Dr Belinda Parker, BSc, PhD
Senior Research Fellow, ARC Future Fellow
Head of the Cancer Microenvironment And Immunology Laboratory,
La Trobe University
Dr Parker graduated with a PhD (Biochemistry) from La Trobe University in 2002. Her postdoctoral training began in 2001 in the Breast Cancer Program, Department of Oncology at Johns Hopkins University in the field of breast cancer biology and invasion. In 2003, she returned to Australia on a US Army Department of Defense BCRP Postdoctoral Fellowship to join the Metastasis Research Laboratory at the Peter MacCallum Cancer Centre and initiate studies into cell specific mechanisms of metastasis using immunocompetent models.
This work initiated new projects in the laboratory that saw Dr Parker attract competitive funding internationally (DOD BCRP Concept Award) and nationally (NHMRC and CCV project grants, NHMRC Career Development Fellowship) and a promotion to Team Leader in 2012. In early 2013, Belinda moved to the new La Trobe Institute for Molecular Science at La Trobe University where she is currently Head of the Cancer Microenvironment and Immunology Laboratory.

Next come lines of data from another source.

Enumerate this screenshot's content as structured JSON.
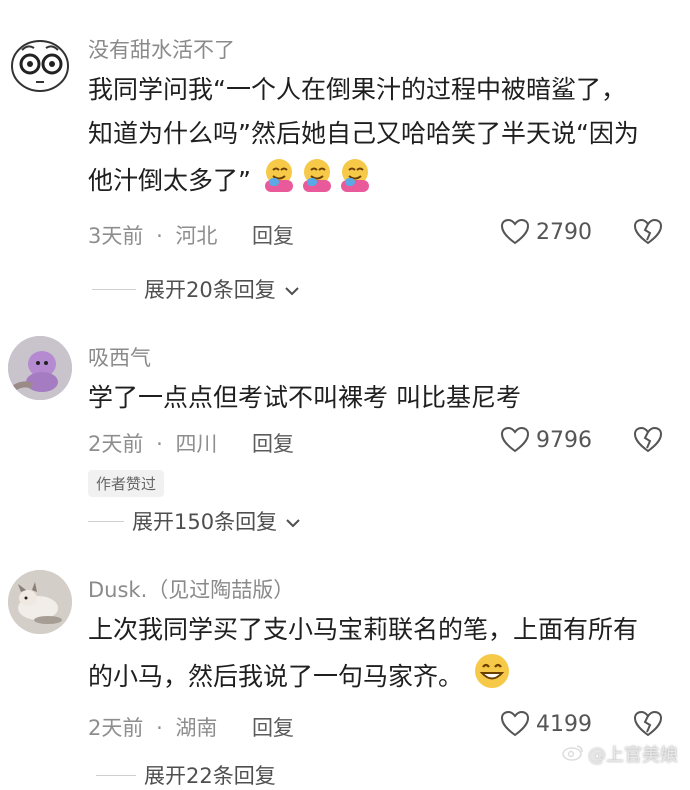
{
  "comments": [
    {
      "username": "没有甜水活不了",
      "text": "我同学问我“一个人在倒果汁的过程中被暗鲨了，知道为什么吗”然后她自己又哈哈笑了半天说“因为他汁倒太多了”",
      "time": "3天前",
      "location": "河北",
      "reply": "回复",
      "likes": "2790",
      "expand": "展开20条回复",
      "avatar_icon": "cartoon-face-icon",
      "trailing_emoji": "hug-emoji"
    },
    {
      "username": "吸西气",
      "text": "学了一点点但考试不叫裸考 叫比基尼考",
      "time": "2天前",
      "location": "四川",
      "reply": "回复",
      "likes": "9796",
      "badge": "作者赞过",
      "expand": "展开150条回复",
      "avatar_icon": "plush-toy-avatar"
    },
    {
      "username": "Dusk.（见过陶喆版）",
      "text": "上次我同学买了支小马宝莉联名的笔，上面有所有的小马，然后我说了一句马家齐。",
      "time": "2天前",
      "location": "湖南",
      "reply": "回复",
      "likes": "4199",
      "expand": "展开22条回复",
      "avatar_icon": "dog-photo-avatar",
      "trailing_emoji": "grin-emoji"
    }
  ],
  "separator": "·",
  "watermark": "@上官美娘",
  "colors": {
    "background": "#ffffff",
    "username": "#8a8a8a",
    "meta": "#8e8e8e",
    "text": "#1f1f1f"
  }
}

Dr Parker’s research focuses on the interactions between tumour cells and surrounding “normal cells” that promote cancer invasion and metastasis. She has a particular interest in bone metastasis, including the mechanisms of cancer dormancy and outgrowth in the bone microenvironment. Through use of syngeneic mouse models of cancer, Dr Parker’s laboratory has identified key molecular pathways that are altered in the tumour microenvironment to promote bone metastasis. A focus of the lab is assessing the prognostic and therapeutic potential of targeting such pathways in metastatic disease.
Her research is multidisciplinary, crossing cancer biology, metastasis, immunology and therapy. Expertise of the lab includes in vitro and in vivo assessment of metastatic phenotype, immune response and bone degradation, along with visualisation of metastases and protein targets by histopathology and in vivo imaging. One key aspect of research in her laboratory is the tumour-induced suppression of anti-tumour immunity (via altered type I interferon signalling). Her recent publications in this area suggest that apart from coopting bone cells such as osteoclasts and osteoblasts, tumour cells also need to suppress anti-tumour immunity to survive in the bone environment.

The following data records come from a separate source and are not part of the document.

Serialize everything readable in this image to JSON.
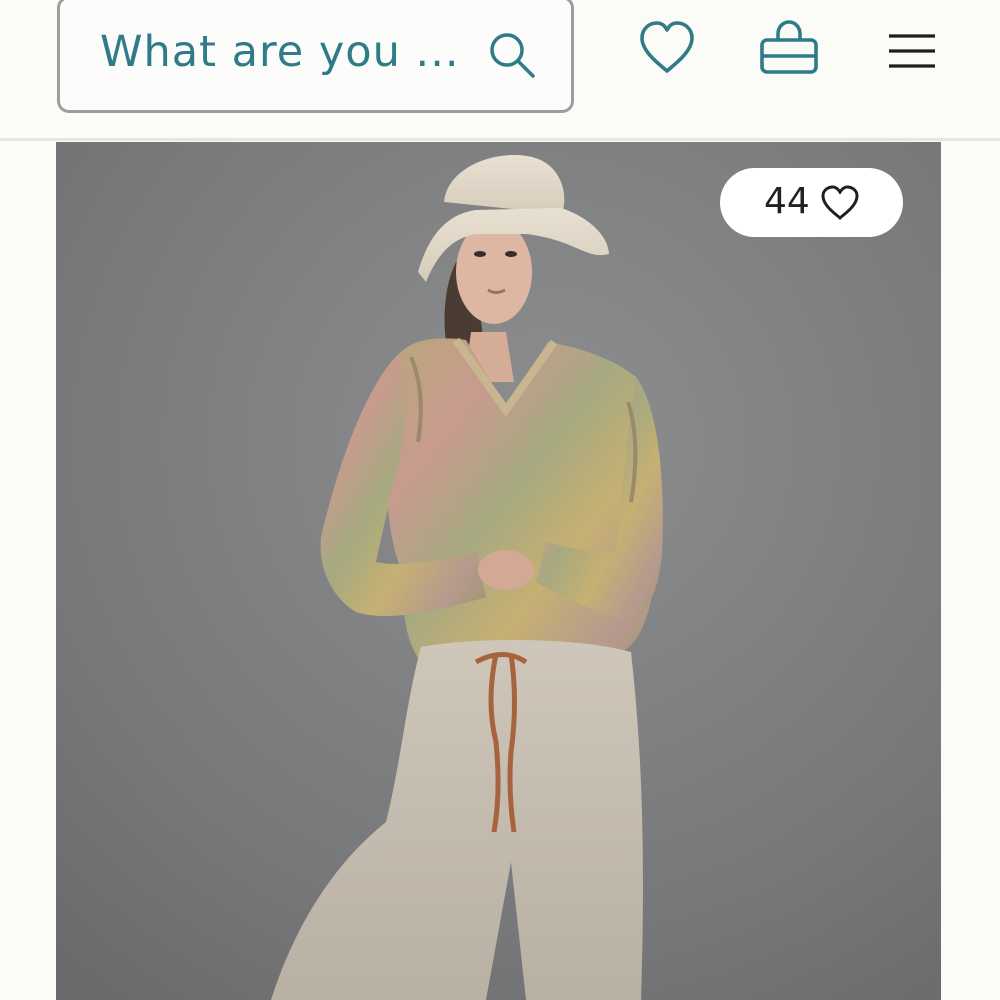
{
  "header": {
    "search": {
      "placeholder": "What are you ..."
    },
    "icons": {
      "search": "search-icon",
      "wishlist": "heart-icon",
      "bag": "shopping-bag-icon",
      "menu": "hamburger-menu-icon"
    }
  },
  "product": {
    "image_alt": "Model wearing pastel marled hooded sweater, bucket hat and oatmeal joggers",
    "likes": {
      "count": "44",
      "icon": "heart-outline-icon"
    }
  },
  "colors": {
    "accent": "#2f7b88",
    "background": "#fbfbf7",
    "photo_backdrop": "#7a7b7d"
  }
}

Dr Parker is currently an NHMRC Career Development Fellow and recently received an ARC Future Fellowship to commence in 2014. She also currently holds two NHMRC project grants as CIA.